  • Comment number 69.

    #68. - RobWansbeck wrote:
    "It is clear that some of the models are almost certainly predicting too high a temperature rise and should be disregarded. This also indicates that the multi-model mean itself is almost certainly too high."
    Interesting.
    At first glance, this looks very similar to my own work on IPCC model predictions and that is exactly what I said in my previous posts on the subject, although I obviously couldn't post any charts.
    I will have to have a look and see how they compare in detail.

  • Comment number 70.

    66. Spanglerboy:

    "...the cherished argument from ignorance"

    So there 'is' a theory, other than AGW, that explains the observed warming patterns?

    Good.

    What is it?

  • Comment number 71.

    68. RobWansbeck wrote:

    "It is clear that some of the models are almost certainly predicting too high a temperature rise and should be disregarded. This also indicates that the multi-model mean itself is almost certainly too high."

    I'd agree with that in general. If the models are running contrary to observations then they need to be revised.

    I would hope that this would be a 'given' among climate scientists working on modelling.

 

BBC © 2014 The BBC is not responsible for the content of external sites. Read more.

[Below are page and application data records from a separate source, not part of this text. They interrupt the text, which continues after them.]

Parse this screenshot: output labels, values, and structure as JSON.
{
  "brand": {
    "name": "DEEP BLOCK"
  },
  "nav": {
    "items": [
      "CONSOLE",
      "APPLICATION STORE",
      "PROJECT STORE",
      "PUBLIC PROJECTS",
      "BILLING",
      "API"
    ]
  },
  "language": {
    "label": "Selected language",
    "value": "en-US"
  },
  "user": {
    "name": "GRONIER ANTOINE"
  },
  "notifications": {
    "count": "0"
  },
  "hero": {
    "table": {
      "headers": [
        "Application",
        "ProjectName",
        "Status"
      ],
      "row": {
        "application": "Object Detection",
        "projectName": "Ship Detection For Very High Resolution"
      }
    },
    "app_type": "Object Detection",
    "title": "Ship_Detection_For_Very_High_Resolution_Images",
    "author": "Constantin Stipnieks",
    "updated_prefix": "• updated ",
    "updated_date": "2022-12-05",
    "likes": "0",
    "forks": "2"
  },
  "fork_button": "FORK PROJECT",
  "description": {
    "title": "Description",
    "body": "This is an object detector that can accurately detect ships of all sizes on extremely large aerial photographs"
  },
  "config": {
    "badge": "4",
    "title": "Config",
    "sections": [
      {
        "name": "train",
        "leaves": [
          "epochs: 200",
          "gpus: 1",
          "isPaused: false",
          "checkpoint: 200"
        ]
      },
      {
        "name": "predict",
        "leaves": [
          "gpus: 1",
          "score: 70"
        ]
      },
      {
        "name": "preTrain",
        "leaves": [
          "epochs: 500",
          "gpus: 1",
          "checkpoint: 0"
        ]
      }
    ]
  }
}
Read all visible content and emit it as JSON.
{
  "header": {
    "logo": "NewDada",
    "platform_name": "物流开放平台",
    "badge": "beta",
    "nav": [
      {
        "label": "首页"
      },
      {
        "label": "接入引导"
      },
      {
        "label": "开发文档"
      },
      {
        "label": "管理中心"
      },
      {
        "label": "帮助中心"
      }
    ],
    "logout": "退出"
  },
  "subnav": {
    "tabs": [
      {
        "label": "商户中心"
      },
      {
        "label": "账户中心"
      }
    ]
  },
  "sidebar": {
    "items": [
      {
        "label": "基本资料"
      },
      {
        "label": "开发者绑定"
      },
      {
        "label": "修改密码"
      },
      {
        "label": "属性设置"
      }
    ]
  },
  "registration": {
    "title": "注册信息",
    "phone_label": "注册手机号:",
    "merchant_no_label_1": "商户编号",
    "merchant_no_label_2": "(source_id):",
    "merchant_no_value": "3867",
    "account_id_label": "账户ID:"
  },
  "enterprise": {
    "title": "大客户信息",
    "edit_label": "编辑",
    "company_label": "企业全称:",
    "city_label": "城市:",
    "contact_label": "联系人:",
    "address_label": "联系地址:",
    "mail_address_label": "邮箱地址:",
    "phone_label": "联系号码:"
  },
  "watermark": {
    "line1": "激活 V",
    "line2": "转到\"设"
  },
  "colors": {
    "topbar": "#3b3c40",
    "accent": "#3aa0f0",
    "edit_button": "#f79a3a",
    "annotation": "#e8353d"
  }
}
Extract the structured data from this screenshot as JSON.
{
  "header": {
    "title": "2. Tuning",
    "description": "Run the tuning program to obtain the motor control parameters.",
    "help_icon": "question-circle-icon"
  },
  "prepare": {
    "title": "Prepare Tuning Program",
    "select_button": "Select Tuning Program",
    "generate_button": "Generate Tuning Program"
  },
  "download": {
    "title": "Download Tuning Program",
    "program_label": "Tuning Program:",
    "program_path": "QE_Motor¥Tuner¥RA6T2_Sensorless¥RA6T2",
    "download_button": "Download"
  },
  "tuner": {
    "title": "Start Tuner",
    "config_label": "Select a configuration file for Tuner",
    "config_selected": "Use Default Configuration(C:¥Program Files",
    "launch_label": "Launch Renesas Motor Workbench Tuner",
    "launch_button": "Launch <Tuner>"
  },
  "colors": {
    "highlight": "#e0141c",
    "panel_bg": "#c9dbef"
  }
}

This page is best viewed in an up-to-date web browser with style sheets (CSS) enabled. While you will be able to view the content of this page in your current browser, you will not be able to get the full visual experience. Please consider upgrading your browser software or enabling style sheets (CSS) if you are able to do so.